India has a choice between Rohit Sharma, Ajinkya Rahane, Hanuma Vihari and KL Rahul and there are two slots. Rohit had not performed that well in last series, whereas Ajinkya had done so. Rahul has a problem with incoming deliveries and his inconsistency may be affecting his confidence. But, Rahul made a century in the last series in Australia. Hanuma has delivered every time and he can bowl too.
So, it is a catch-22 situation. I will, however, go with Ajinkya and Rohit for no. 5 and no. 6 respectively. In Australia, Ajinkya can cut and pull and the tall Aussie bowlers bowl short of length so he will be effective like in 2014. He applied himself in England too, so he will prove to be an asset.

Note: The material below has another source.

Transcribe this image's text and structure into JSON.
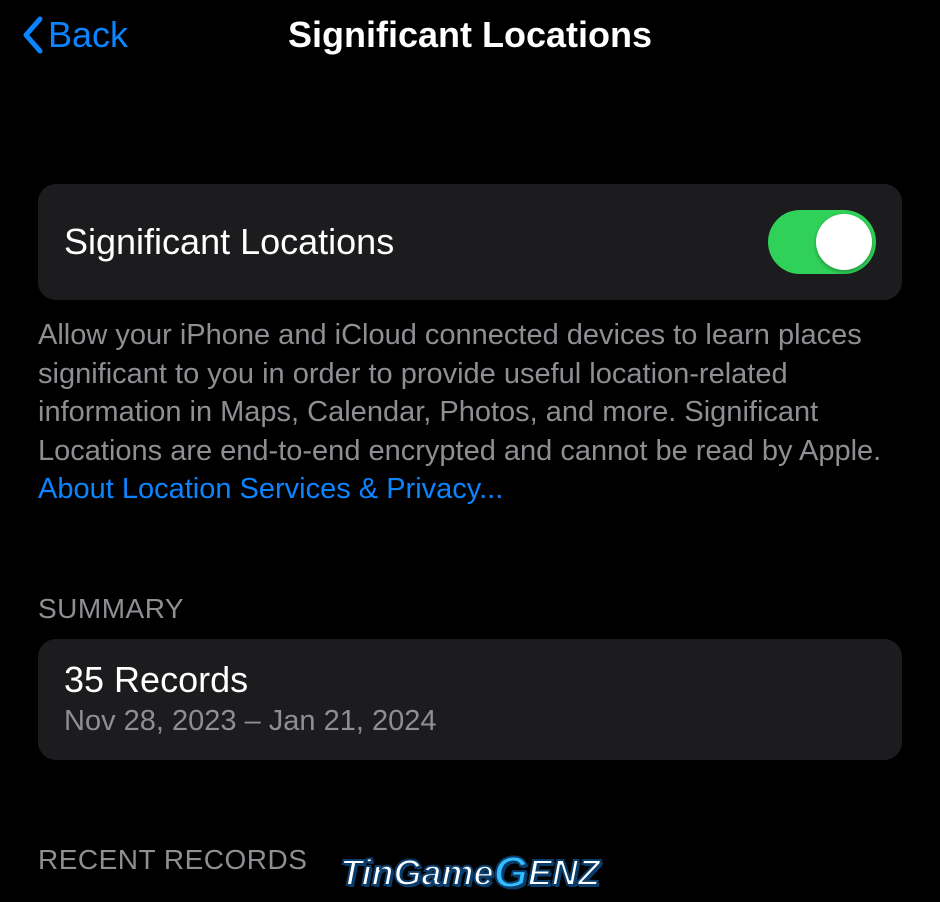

I am great fan of Rohit’s talent and stroke play. He has to be assured that he is going to play a full series and he will deliver. He can be a suspect against a moving ball but, in Australia, bounce is a factor and Rohit can master the same. His ability to play with tail is astounding and he has the capability to adapt. So I am hoping that he will play, commiserating his talent
Sorry Rahul and Hanuma. Rahul is going under a rough phase and his failure can finish his career. So if Rishabh fails, he can come in as an opener in later tests. Hanuma can drive well but he is no puller and cutter so his run making will be strangulated and that may have an adverse impact so it is a wait for him. These two are players for future and India must bloom them in the right manner.
Who can play a Chinaman? No one. The world of cricket doesn’t have enough Chinaman bowlers at lower levels, so facing Kuldeep Yadav will always be an area of uncertainty. Further his performances in T-20 will make others fear him so he dethrones Ashwin as India’s first spinner.
Now the second slot goes to Ashwin, even though he does not have great record in Australia. But then again, he hardly got to bowl in the fourth innings. Further his batting will be very effective and I am sure in Adelaide he will get four to five wickets in the second innings. So Jadeja has to wait in spite of his stellar performances in England.
Looking at the success of Ajit Agarkar, Zaheer Khan and Kapil Dev in the past, I am of a firm thought that seam movement is the key to get the Aussies out. Ball should be short of length but little further up so batman is tentative to pull, cut or drive.
On this count I feel that Jasprit Bumrah and Mohammad Shami are automatic choices. Their prodigious seam movement off the pitch will induce many catches and if India uses them, then they can finish the match in four days.
For the third seamer spot, choice is between Bhuvaneshwar Kumar, Umesh Yadav and the warhorse Ishant Sharma.
In Adelaide I will give the chance to Bhuvaneshwar as he can exploit the new ball better than others. However in middle overs he will be a liability. Bhuvaneshwar batted well the last time too and his batting gets him the slot.
Ishant is no longer the same bowler. In friendly pitches he can do well but flat pitches he is just a stock bowler. Umesh’s failure to cement his place, meanwhile, is an enigma. Umesh has pace and movement but he leaks runs so captains tend to over look him. I feel that for tail enders he is our best bowler and he should get a chance if Bhuvaneshwar doesn’t click.
This team has the potential to beat anyone. The absence of David Warner and Steve Smith has tilted the balance in India’s favor. The Men in Blue, however, should not be complacent. In 1977-78 India lost to C-side of Australia, as most players were away for the Packer tour. Aussie grit and grind cannot be underestimated.
6th of December is the day when the Indians embark on conquering the final frontier. Let’s see how it pans out